Segment Start: RECORDS SUPPLIED

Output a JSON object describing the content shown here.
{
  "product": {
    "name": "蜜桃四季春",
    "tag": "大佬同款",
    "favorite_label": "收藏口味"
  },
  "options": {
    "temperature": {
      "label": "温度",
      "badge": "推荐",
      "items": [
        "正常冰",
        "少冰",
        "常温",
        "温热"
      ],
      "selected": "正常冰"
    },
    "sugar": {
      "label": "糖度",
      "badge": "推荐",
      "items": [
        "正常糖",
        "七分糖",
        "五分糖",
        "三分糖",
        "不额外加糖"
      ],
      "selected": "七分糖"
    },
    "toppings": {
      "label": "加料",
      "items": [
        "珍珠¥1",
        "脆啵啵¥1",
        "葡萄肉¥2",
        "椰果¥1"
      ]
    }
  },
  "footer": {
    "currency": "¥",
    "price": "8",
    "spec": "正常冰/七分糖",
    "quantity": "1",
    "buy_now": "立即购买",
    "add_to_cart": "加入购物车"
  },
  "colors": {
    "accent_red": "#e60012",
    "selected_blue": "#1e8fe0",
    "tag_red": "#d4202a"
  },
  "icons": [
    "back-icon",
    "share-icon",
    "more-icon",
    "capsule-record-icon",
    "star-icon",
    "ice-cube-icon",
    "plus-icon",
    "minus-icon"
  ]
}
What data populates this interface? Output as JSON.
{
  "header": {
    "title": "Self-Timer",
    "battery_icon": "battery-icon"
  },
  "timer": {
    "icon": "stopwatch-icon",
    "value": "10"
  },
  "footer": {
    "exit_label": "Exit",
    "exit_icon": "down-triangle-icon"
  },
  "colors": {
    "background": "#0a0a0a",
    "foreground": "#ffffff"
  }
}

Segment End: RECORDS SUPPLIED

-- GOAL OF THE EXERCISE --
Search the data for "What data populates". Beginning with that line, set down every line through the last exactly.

-- RESPONSE AREA --
What data populates this interface? Output as JSON.
{
  "header": {
    "title": "Self-Timer",
    "battery_icon": "battery-icon"
  },
  "timer": {
    "icon": "stopwatch-icon",
    "value": "10"
  },
  "footer": {
    "exit_label": "Exit",
    "exit_icon": "down-triangle-icon"
  },
  "colors": {
    "background": "#0a0a0a",
    "foreground": "#ffffff"
  }
}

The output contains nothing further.